▸ **How to complete this task**
Pictures do not belong in the copy; retype the records below exactly.

▸ **Entries from a dataset of interfaces**
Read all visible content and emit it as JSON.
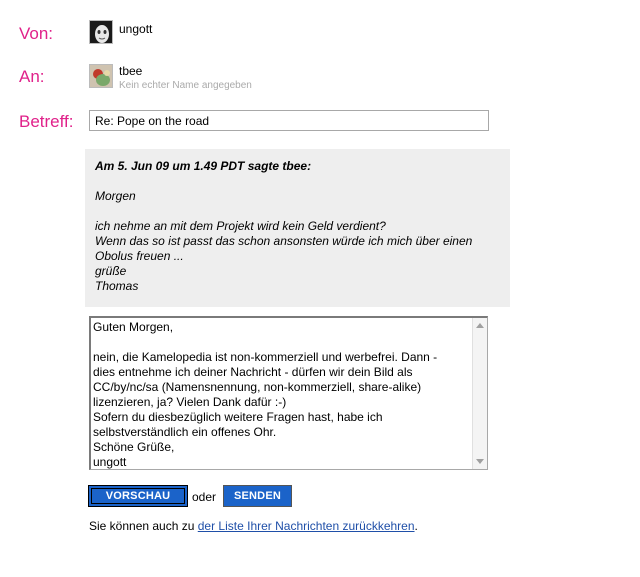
{
  "from": {
    "label": "Von:",
    "user": "ungott"
  },
  "to": {
    "label": "An:",
    "user": "tbee",
    "note": "Kein echter Name angegeben"
  },
  "subject": {
    "label": "Betreff:",
    "value": "Re: Pope on the road"
  },
  "quote": {
    "header": "Am 5. Jun 09 um 1.49 PDT sagte tbee:",
    "lines": [
      "",
      "Morgen",
      "",
      "ich nehme an mit dem Projekt wird kein Geld verdient?",
      "Wenn das so ist passt das schon ansonsten würde ich mich über einen",
      "Obolus freuen ...",
      "grüße",
      "Thomas"
    ]
  },
  "message": {
    "lines": [
      "Guten Morgen,",
      "",
      "nein, die Kamelopedia ist non-kommerziell und werbefrei. Dann -",
      "dies entnehme ich deiner Nachricht - dürfen wir dein Bild als",
      "CC/by/nc/sa (Namensnennung, non-kommerziell, share-alike)",
      "lizenzieren, ja? Vielen Dank dafür :-)",
      "Sofern du diesbezüglich weitere Fragen hast, habe ich",
      "selbstverständlich ein offenes Ohr.",
      "Schöne Grüße,",
      "ungott"
    ]
  },
  "actions": {
    "preview": "VORSCHAU",
    "or": "oder",
    "send": "SENDEN"
  },
  "footer": {
    "prefix": "Sie können auch zu ",
    "link": "der Liste Ihrer Nachrichten zurückkehren",
    "suffix": "."
  },
  "colors": {
    "label": "#e0218a",
    "button": "#1b63c9",
    "quote_bg": "#eeeeee",
    "link": "#1f4fa8"
  }
}
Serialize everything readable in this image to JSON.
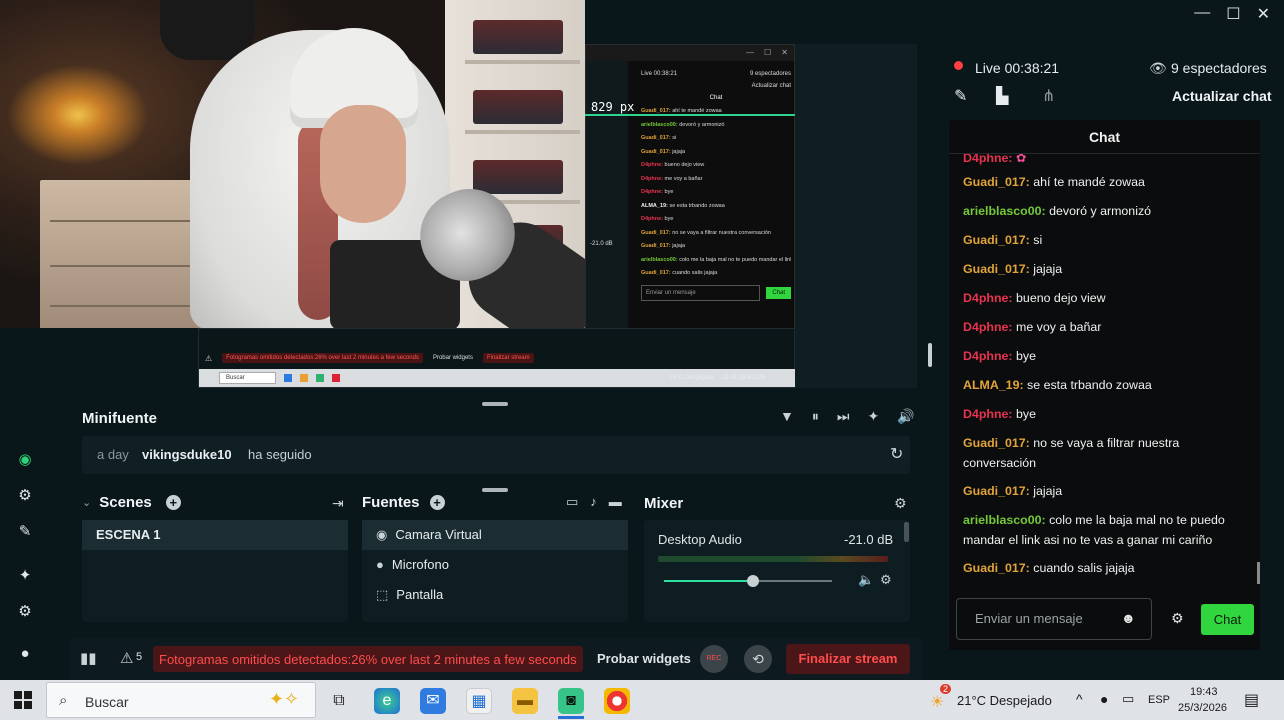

▸ **Written reply**
Read all visible content and emit it as JSON.
{
  "from": {
    "label": "Von:",
    "user": "ungott"
  },
  "to": {
    "label": "An:",
    "user": "tbee",
    "note": "Kein echter Name angegeben"
  },
  "subject": {
    "label": "Betreff:",
    "value": "Re: Pope on the road"
  },
  "quote": {
    "header": "Am 5. Jun 09 um 1.49 PDT sagte tbee:",
    "lines": [
      "",
      "Morgen",
      "",
      "ich nehme an mit dem Projekt wird kein Geld verdient?",
      "Wenn das so ist passt das schon ansonsten würde ich mich über einen",
      "Obolus freuen ...",
      "grüße",
      "Thomas"
    ]
  },
  "message": {
    "lines": [
      "Guten Morgen,",
      "",
      "nein, die Kamelopedia ist non-kommerziell und werbefrei. Dann -",
      "dies entnehme ich deiner Nachricht - dürfen wir dein Bild als",
      "CC/by/nc/sa (Namensnennung, non-kommerziell, share-alike)",
      "lizenzieren, ja? Vielen Dank dafür :-)",
      "Sofern du diesbezüglich weitere Fragen hast, habe ich",
      "selbstverständlich ein offenes Ohr.",
      "Schöne Grüße,",
      "ungott"
    ]
  },
  "actions": {
    "preview": "VORSCHAU",
    "or": "oder",
    "send": "SENDEN"
  },
  "footer": {
    "prefix": "Sie können auch zu ",
    "link": "der Liste Ihrer Nachrichten zurückkehren",
    "suffix": "."
  },
  "colors": {
    "label": "#e0218a",
    "button": "#1b63c9",
    "quote_bg": "#eeeeee",
    "link": "#1f4fa8"
  }
}
Serialize everything readable in this image to JSON.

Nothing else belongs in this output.